====== Data provided ======

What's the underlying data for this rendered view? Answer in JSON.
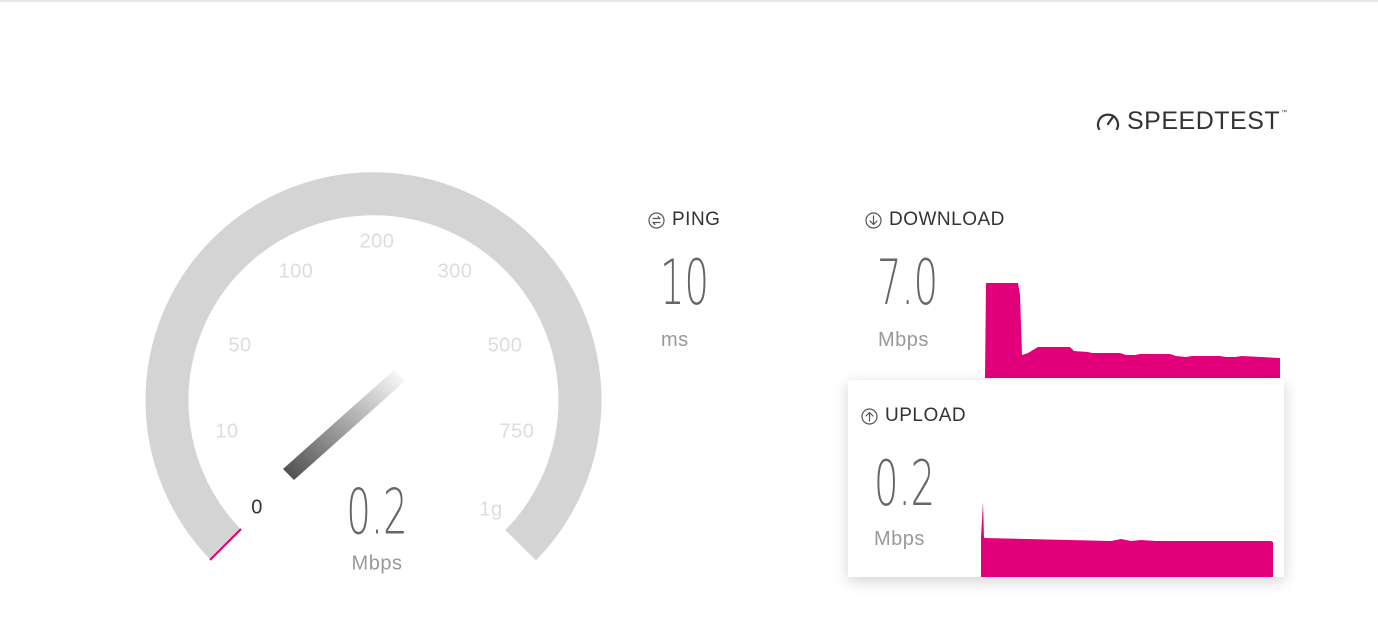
{
  "brand": {
    "name": "SPEEDTEST",
    "icon": "speedometer-icon"
  },
  "gauge": {
    "ticks": [
      "0",
      "10",
      "50",
      "100",
      "200",
      "300",
      "500",
      "750",
      "1g"
    ],
    "value": "0.2",
    "unit": "Mbps",
    "needle_value": 0.2,
    "colors": {
      "track": "#d4d4d4",
      "progress": "#e2007a"
    }
  },
  "ping": {
    "label": "PING",
    "value": "10",
    "unit": "ms",
    "icon": "ping-icon"
  },
  "download": {
    "label": "DOWNLOAD",
    "value": "7.0",
    "unit": "Mbps",
    "icon": "arrow-down-circle-icon",
    "color": "#e2007a"
  },
  "upload": {
    "label": "UPLOAD",
    "value": "0.2",
    "unit": "Mbps",
    "icon": "arrow-up-circle-icon",
    "color": "#e2007a"
  }
}
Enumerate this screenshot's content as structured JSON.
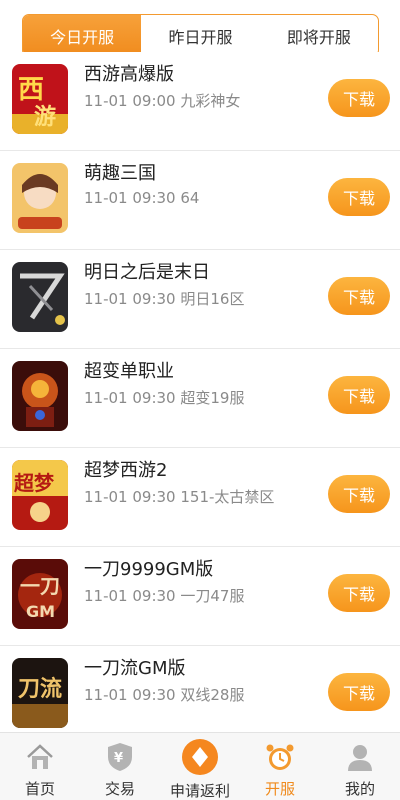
{
  "tabs": [
    {
      "label": "今日开服",
      "active": true
    },
    {
      "label": "昨日开服",
      "active": false
    },
    {
      "label": "即将开服",
      "active": false
    }
  ],
  "games": [
    {
      "title": "西游高爆版",
      "time": "11-01 09:00",
      "server": "九彩神女",
      "icon": "xiyou-game-icon",
      "button": "下载"
    },
    {
      "title": "萌趣三国",
      "time": "11-01 09:30",
      "server": "64",
      "icon": "mengqu-game-icon",
      "button": "下载"
    },
    {
      "title": "明日之后是末日",
      "time": "11-01 09:30",
      "server": "明日16区",
      "icon": "mingri-game-icon",
      "button": "下载"
    },
    {
      "title": "超变单职业",
      "time": "11-01 09:30",
      "server": "超变19服",
      "icon": "chaobian-game-icon",
      "button": "下载"
    },
    {
      "title": "超梦西游2",
      "time": "11-01 09:30",
      "server": "151-太古禁区",
      "icon": "chaomeng-game-icon",
      "button": "下载"
    },
    {
      "title": "一刀9999GM版",
      "time": "11-01 09:30",
      "server": "一刀47服",
      "icon": "yidao-game-icon",
      "button": "下载"
    },
    {
      "title": "一刀流GM版",
      "time": "11-01 09:30",
      "server": "双线28服",
      "icon": "yidaoliu-game-icon",
      "button": "下载"
    }
  ],
  "nav": [
    {
      "label": "首页",
      "icon": "home-icon",
      "active": false
    },
    {
      "label": "交易",
      "icon": "trade-shield-icon",
      "active": false
    },
    {
      "label": "申请返利",
      "icon": "rebate-diamond-icon",
      "active": false
    },
    {
      "label": "开服",
      "icon": "alarm-clock-icon",
      "active": true
    },
    {
      "label": "我的",
      "icon": "user-icon",
      "active": false
    }
  ],
  "colors": {
    "accent": "#f39a2f",
    "button": "#f6951c",
    "meta_text": "#8a8a8a",
    "nav_bg": "#f7f7f7"
  }
}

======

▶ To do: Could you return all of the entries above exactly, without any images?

▶ Worked solution:
What's the underlying data for this rendered view? Answer in JSON.
{
  "brand": {
    "name": "SPEEDTEST",
    "icon": "speedometer-icon"
  },
  "gauge": {
    "ticks": [
      "0",
      "10",
      "50",
      "100",
      "200",
      "300",
      "500",
      "750",
      "1g"
    ],
    "value": "0.2",
    "unit": "Mbps",
    "needle_value": 0.2,
    "colors": {
      "track": "#d4d4d4",
      "progress": "#e2007a"
    }
  },
  "ping": {
    "label": "PING",
    "value": "10",
    "unit": "ms",
    "icon": "ping-icon"
  },
  "download": {
    "label": "DOWNLOAD",
    "value": "7.0",
    "unit": "Mbps",
    "icon": "arrow-down-circle-icon",
    "color": "#e2007a"
  },
  "upload": {
    "label": "UPLOAD",
    "value": "0.2",
    "unit": "Mbps",
    "icon": "arrow-up-circle-icon",
    "color": "#e2007a"
  }
}
Enumerate this screenshot's content as structured JSON.
{
  "tabs": [
    {
      "label": "今日开服",
      "active": true
    },
    {
      "label": "昨日开服",
      "active": false
    },
    {
      "label": "即将开服",
      "active": false
    }
  ],
  "games": [
    {
      "title": "西游高爆版",
      "time": "11-01 09:00",
      "server": "九彩神女",
      "icon": "xiyou-game-icon",
      "button": "下载"
    },
    {
      "title": "萌趣三国",
      "time": "11-01 09:30",
      "server": "64",
      "icon": "mengqu-game-icon",
      "button": "下载"
    },
    {
      "title": "明日之后是末日",
      "time": "11-01 09:30",
      "server": "明日16区",
      "icon": "mingri-game-icon",
      "button": "下载"
    },
    {
      "title": "超变单职业",
      "time": "11-01 09:30",
      "server": "超变19服",
      "icon": "chaobian-game-icon",
      "button": "下载"
    },
    {
      "title": "超梦西游2",
      "time": "11-01 09:30",
      "server": "151-太古禁区",
      "icon": "chaomeng-game-icon",
      "button": "下载"
    },
    {
      "title": "一刀9999GM版",
      "time": "11-01 09:30",
      "server": "一刀47服",
      "icon": "yidao-game-icon",
      "button": "下载"
    },
    {
      "title": "一刀流GM版",
      "time": "11-01 09:30",
      "server": "双线28服",
      "icon": "yidaoliu-game-icon",
      "button": "下载"
    }
  ],
  "nav": [
    {
      "label": "首页",
      "icon": "home-icon",
      "active": false
    },
    {
      "label": "交易",
      "icon": "trade-shield-icon",
      "active": false
    },
    {
      "label": "申请返利",
      "icon": "rebate-diamond-icon",
      "active": false
    },
    {
      "label": "开服",
      "icon": "alarm-clock-icon",
      "active": true
    },
    {
      "label": "我的",
      "icon": "user-icon",
      "active": false
    }
  ],
  "colors": {
    "accent": "#f39a2f",
    "button": "#f6951c",
    "meta_text": "#8a8a8a",
    "nav_bg": "#f7f7f7"
  }
}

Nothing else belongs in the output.